Campfire <dcampbell@navnet.net> wrote:
>This is my first posting to this apparently nearly deceased newsgroup(is
>ANYONE out there? :)
>My curiosity was piqued when I read about PW developing a new geared
>turbofan. PW put out a news release stating it was the last great
>improvement to be made with current technology(paraphrasing here, so I hope
>I got it right). Does anyone know what advantages PW expect out of this?
>I'm assuming they'll be running a bigger fan and will need to slow it down
>from the core speed, and that the bigger size is because this engine would
>be for the proposed superjumbo jets. Anyone have any info?
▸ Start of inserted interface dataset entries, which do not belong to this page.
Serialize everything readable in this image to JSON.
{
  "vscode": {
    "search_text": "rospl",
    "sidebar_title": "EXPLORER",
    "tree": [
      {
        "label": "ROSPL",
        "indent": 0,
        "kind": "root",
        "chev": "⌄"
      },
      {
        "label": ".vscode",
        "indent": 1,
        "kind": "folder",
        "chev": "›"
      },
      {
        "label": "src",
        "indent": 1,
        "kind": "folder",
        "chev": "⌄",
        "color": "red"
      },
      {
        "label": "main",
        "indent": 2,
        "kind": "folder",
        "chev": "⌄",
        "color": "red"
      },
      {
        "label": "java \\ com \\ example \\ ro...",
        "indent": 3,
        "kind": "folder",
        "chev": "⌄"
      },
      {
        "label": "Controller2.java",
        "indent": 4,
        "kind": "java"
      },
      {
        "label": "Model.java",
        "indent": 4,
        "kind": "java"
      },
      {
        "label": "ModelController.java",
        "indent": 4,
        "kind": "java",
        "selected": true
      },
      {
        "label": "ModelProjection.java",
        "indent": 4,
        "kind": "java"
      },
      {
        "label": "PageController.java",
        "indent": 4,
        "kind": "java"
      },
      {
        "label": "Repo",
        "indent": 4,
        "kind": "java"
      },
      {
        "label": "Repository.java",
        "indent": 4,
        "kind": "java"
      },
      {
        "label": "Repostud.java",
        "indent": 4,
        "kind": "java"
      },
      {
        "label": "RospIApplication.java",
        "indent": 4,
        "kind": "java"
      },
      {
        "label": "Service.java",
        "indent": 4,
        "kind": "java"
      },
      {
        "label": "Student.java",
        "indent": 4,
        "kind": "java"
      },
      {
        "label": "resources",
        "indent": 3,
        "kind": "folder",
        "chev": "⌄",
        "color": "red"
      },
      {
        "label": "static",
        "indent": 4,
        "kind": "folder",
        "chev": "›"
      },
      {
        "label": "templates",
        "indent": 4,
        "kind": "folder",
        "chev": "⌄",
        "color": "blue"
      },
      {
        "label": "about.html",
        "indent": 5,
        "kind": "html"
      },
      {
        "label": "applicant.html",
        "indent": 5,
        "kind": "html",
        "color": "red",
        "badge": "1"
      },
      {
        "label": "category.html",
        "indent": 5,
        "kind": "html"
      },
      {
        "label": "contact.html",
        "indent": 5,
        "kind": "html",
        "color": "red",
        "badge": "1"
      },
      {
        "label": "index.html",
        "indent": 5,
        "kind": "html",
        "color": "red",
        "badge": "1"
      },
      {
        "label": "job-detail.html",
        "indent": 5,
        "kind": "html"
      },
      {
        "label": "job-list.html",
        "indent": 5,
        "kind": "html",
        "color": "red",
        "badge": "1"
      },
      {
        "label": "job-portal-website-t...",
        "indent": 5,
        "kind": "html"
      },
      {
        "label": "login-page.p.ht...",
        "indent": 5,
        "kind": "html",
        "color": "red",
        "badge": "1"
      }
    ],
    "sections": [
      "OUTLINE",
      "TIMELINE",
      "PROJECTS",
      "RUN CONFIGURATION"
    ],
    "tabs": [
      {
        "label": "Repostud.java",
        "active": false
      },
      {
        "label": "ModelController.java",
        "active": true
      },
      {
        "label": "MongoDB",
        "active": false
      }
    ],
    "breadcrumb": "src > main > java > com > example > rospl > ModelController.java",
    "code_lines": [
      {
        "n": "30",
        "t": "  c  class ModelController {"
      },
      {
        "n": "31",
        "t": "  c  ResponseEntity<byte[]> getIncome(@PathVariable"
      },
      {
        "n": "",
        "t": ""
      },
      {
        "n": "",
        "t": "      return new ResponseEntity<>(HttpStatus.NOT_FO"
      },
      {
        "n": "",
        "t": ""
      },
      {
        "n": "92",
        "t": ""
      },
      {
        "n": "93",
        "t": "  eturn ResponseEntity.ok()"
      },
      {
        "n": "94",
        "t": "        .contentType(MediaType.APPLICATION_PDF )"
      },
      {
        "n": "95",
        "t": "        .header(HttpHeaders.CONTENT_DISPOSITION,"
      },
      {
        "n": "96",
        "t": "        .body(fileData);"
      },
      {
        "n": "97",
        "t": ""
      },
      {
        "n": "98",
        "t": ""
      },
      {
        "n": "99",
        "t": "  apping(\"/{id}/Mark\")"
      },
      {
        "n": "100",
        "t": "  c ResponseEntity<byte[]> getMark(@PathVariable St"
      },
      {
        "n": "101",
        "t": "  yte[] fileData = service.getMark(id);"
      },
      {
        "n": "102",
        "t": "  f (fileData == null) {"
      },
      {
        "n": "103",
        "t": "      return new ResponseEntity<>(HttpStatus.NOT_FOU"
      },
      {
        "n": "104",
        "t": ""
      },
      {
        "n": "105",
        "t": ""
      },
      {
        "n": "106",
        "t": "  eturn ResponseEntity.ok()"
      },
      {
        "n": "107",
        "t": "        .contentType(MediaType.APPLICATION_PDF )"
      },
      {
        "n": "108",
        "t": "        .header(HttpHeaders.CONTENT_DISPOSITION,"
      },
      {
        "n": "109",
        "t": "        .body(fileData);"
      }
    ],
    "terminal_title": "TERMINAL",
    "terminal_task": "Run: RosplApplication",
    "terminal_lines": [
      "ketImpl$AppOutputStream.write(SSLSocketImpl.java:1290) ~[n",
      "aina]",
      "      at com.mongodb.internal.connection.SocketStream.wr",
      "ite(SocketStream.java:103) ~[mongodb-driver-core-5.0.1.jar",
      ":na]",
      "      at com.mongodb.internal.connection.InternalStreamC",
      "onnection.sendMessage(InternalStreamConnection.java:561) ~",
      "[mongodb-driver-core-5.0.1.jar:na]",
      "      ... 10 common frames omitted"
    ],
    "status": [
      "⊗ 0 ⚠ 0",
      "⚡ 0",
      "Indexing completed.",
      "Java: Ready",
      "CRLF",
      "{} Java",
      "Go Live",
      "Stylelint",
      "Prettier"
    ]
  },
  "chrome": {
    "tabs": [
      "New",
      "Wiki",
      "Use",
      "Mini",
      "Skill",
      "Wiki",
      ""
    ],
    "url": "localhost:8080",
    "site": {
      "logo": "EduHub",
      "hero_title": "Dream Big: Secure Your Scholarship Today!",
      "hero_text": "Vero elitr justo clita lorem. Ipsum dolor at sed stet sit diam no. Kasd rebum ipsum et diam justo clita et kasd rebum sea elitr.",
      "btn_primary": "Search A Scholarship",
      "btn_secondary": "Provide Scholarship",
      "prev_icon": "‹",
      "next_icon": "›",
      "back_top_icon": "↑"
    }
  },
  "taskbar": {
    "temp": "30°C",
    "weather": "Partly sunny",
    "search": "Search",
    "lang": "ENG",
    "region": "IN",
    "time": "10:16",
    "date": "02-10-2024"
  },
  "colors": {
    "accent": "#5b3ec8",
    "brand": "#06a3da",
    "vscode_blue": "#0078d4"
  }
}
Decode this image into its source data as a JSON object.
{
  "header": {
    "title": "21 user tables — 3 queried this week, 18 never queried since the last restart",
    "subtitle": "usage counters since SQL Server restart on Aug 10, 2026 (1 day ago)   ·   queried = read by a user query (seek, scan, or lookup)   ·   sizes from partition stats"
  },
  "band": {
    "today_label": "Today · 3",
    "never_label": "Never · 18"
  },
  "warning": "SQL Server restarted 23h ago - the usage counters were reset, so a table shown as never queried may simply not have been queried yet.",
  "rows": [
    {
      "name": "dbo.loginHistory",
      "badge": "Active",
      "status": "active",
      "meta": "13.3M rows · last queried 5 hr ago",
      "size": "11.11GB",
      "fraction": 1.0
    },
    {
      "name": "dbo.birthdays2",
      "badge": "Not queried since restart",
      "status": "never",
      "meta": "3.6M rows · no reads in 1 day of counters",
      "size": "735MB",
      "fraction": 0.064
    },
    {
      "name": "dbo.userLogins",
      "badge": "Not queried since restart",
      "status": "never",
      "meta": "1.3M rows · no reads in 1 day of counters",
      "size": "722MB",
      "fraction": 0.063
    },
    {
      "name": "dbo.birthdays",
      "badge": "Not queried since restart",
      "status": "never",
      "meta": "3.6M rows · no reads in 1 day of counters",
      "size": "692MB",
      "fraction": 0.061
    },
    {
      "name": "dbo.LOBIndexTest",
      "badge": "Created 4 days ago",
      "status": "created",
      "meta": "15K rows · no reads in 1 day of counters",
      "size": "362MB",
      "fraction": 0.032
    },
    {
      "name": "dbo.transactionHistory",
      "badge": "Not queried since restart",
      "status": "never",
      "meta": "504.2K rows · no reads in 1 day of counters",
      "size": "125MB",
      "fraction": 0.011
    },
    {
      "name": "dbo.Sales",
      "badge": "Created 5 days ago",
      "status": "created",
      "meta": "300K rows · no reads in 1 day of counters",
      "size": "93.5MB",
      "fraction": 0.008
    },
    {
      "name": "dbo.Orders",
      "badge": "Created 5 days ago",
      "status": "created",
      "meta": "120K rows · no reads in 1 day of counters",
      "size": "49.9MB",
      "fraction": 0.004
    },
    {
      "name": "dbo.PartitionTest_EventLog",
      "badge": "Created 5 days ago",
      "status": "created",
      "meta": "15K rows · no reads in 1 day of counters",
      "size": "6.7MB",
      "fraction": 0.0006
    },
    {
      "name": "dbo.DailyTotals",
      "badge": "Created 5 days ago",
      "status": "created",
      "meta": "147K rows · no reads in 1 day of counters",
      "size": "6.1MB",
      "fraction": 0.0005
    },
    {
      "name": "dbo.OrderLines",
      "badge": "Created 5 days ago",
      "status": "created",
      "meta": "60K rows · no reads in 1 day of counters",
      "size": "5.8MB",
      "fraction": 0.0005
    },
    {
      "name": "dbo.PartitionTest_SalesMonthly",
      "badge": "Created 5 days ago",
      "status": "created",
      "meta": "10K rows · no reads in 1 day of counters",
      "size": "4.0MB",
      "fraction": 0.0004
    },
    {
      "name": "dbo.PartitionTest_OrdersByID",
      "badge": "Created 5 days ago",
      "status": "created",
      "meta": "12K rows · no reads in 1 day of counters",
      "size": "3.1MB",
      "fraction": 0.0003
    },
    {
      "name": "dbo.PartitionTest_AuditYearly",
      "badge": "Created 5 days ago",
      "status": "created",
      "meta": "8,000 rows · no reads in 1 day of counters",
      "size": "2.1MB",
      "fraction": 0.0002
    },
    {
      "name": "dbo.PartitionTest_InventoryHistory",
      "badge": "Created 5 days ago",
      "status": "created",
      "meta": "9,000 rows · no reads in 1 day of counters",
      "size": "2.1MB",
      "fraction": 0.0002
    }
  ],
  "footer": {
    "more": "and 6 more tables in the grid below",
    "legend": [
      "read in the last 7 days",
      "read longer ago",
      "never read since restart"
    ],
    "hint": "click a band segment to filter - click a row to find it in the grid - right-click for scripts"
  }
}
Comments?

No. the engine will not be used for the proposed superjumbo jets.  It is
intended for the A320 and possibly for the B737.  Since the introduction
of high-bypass turbofan engines, there has not been any major
improvement to engines.  For the past decade or so, engine companies
have introduced incremental fuel cost and operating cost savings as well
as noise reduction of a few decibels every once a while.  The deregulation
of the US airline industry in the late 70s shifted the need for bigger
planes (like the B727 and B757) to smaller planes which are ideal for
hub-and-spoke operations.  Boeing reacted to the market and launched the
second-generation B737, while P&W didn't.  After all, only 600 or 700
B737s were ordered before the deregulation.  So, why should P&W believe
the B737 would transform the US domestic market?  On the other side, CFMI
had an engine, the CFM56, that it could not find any application with
a future (re-engining the B707 and DC-8 didn't really have much future).
Thus, CFMI sneaked in.  IMHO, I doubt that neither CFMI nor Boeing
foresaw the tremendous success.  P&W's market share tumbled as a result of
the success of the B737/CFM56.  To regain some of its lost market share,
P&W wants to introduce a product that can help Pratt differentiate itself
from the competition.  With the Boeing-CFMI exclusive agreement on the B737,
Pratt has to work its way in from the Airbus side.  If the A320 with the
PW8000 does have signifcantly lower operating costs than the B737, Boeing
will be forced to consider a new geration of B737 with the PW8000.

>What
>about some of their competitor's comments that this is old technology with
>no inherent advantages?

That was a cheap shot from R-R.  P&W has the most extensive experience in
gear-driven fans.  Some of the development work that many people are aware
of include the propfan in the late 80s and the Advanced Ducted Propulsor
(ADF).  I don't think the R-R gear-driven fan in the 60s was anything
close to what P&W is proposing.  In a nutshell, the geared turbofan allows
fan, low pressure, and high pressure systems to operate at its optimal
speed.  One may argue that this is what R-R's three-shaft design is trying
to achieve.  However, the low pressure turbine in R-R's three-shaft design
is still limited by the fan speed.  Hence, more turbine stages are needed
to drive the fan which means more parts and lost efficiency.  Furthermore,
a two-spool design with a gearbox will have less mechanical complexities
than a three-spool design.

The comments from CFMI had more "meat".  CFMI announced its own
initiatives for improving the CFM56 with similar goals.  CFMI also said
that CFMI had never discounted P&W, but CFMI would not allow someone to
steal three quarters of the market share from CFMI, like they did to
P&W.  In addition, CFMI does not think P&W's timing is right.  It intends
to introduce the new improved engine two years later than the PW8000.  I
don't think P&W worries about R-R's cheap shot, but P&W does have to worry
about CFMI's comments.